[Data records for software interfaces]

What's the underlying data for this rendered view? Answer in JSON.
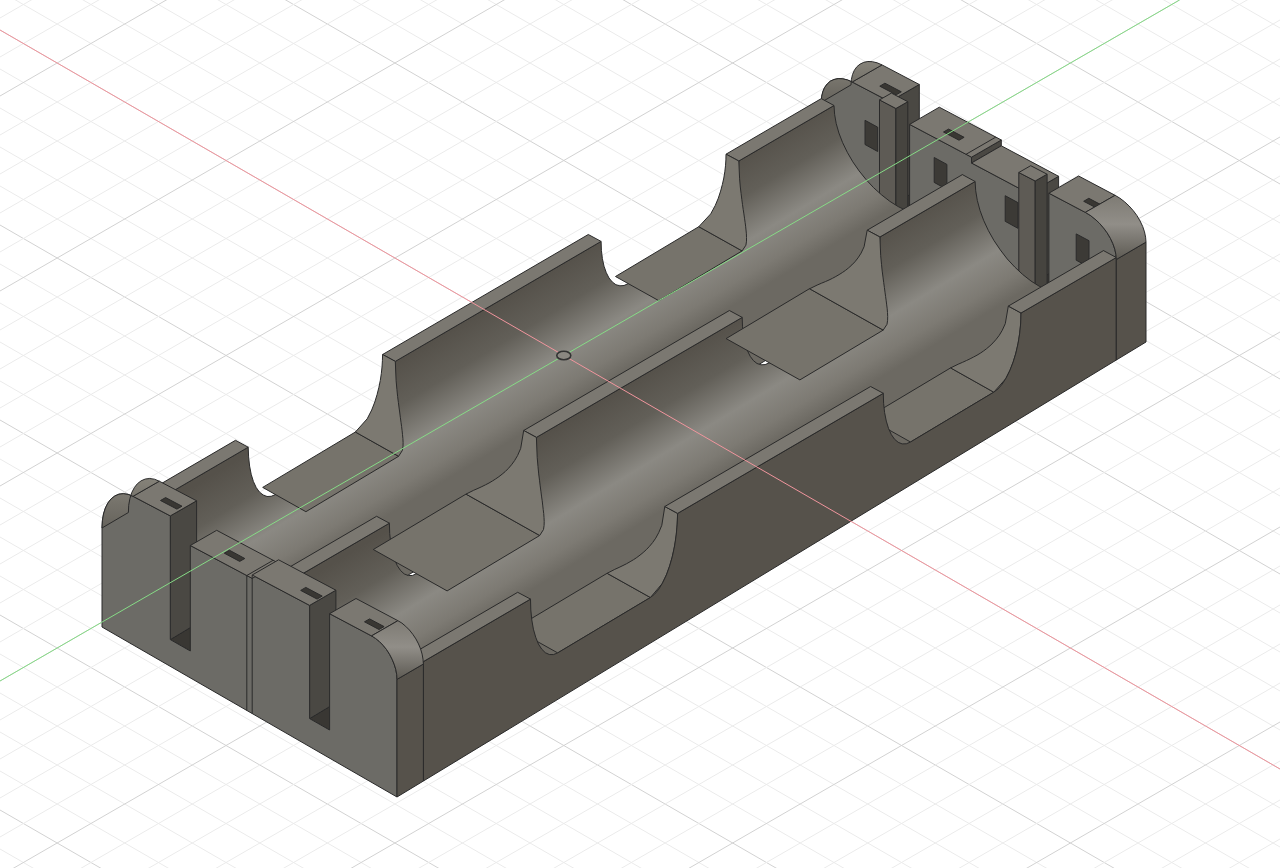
{
  "viewport": {
    "axes": [
      {
        "color": "#f0959d"
      },
      {
        "color": "#86db86"
      }
    ]
  }
}
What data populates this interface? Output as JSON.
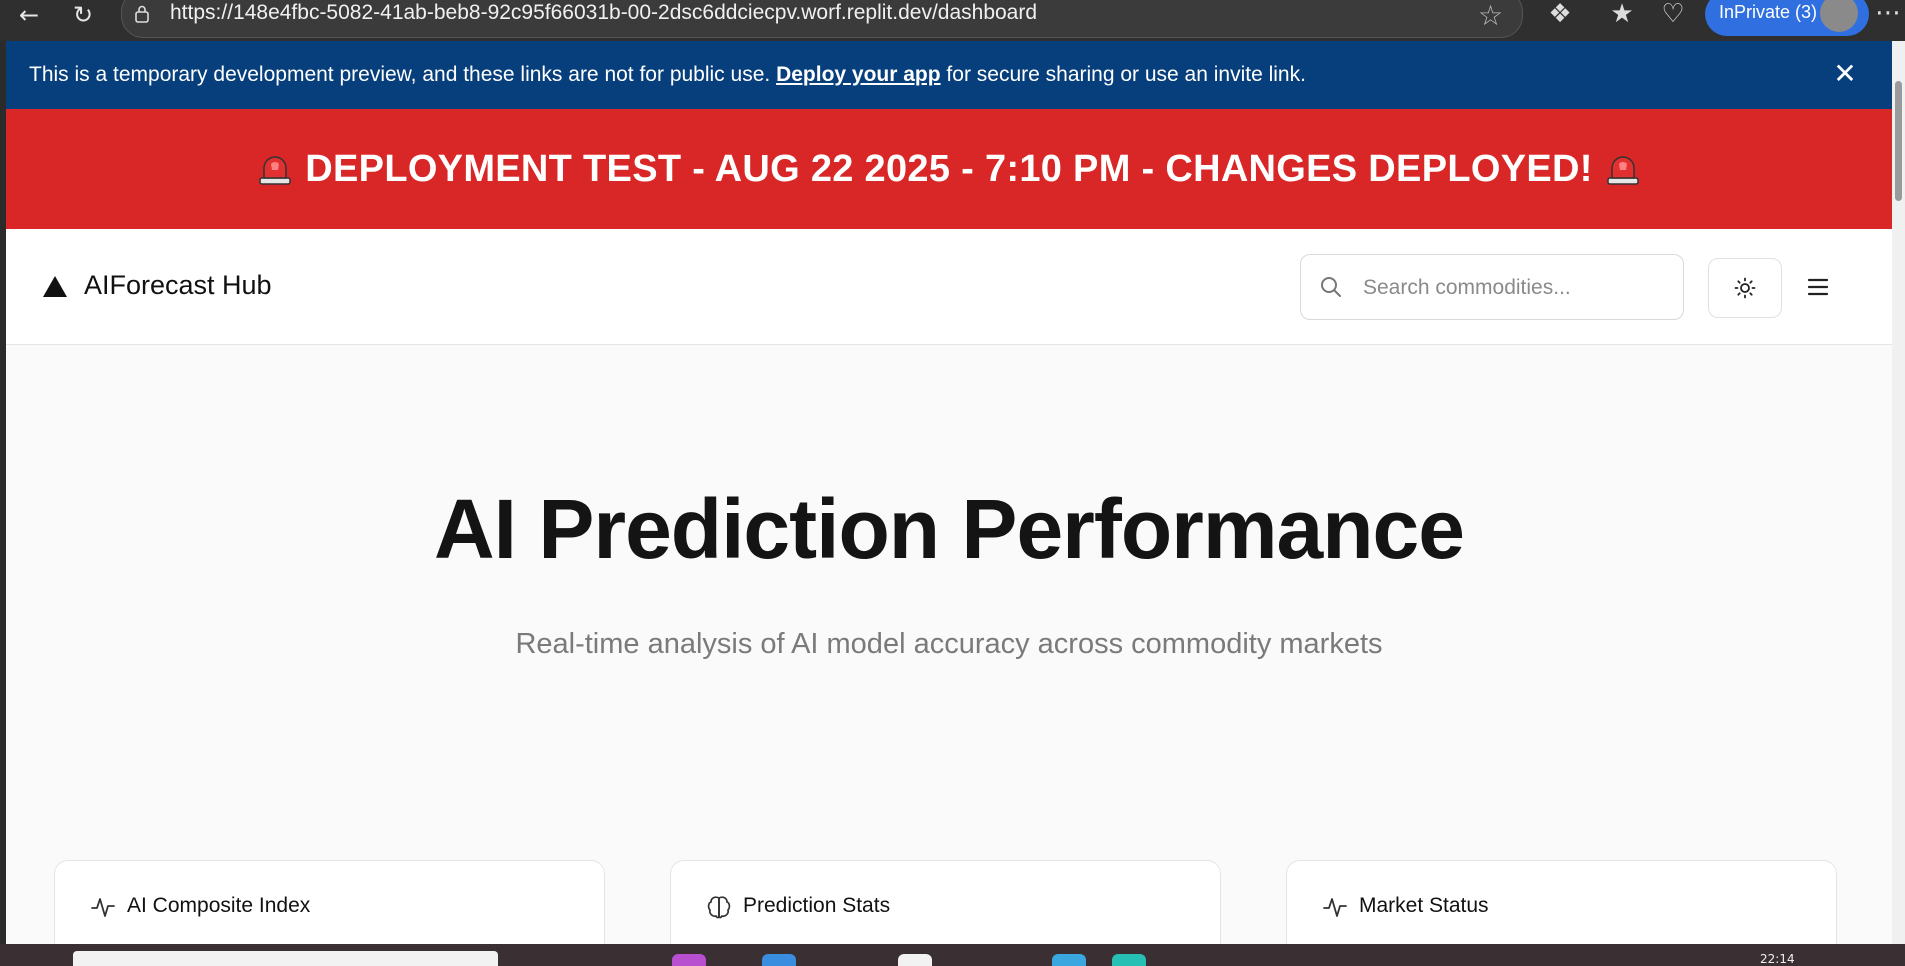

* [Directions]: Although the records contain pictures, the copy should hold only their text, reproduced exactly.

* [Answer to the exercise]:
What's the underlying data for this rendered view? Answer in JSON.
{
  "viewport": {
    "axes": [
      {
        "color": "#f0959d"
      },
      {
        "color": "#86db86"
      }
    ]
  }
}
What data populates this interface? Output as JSON.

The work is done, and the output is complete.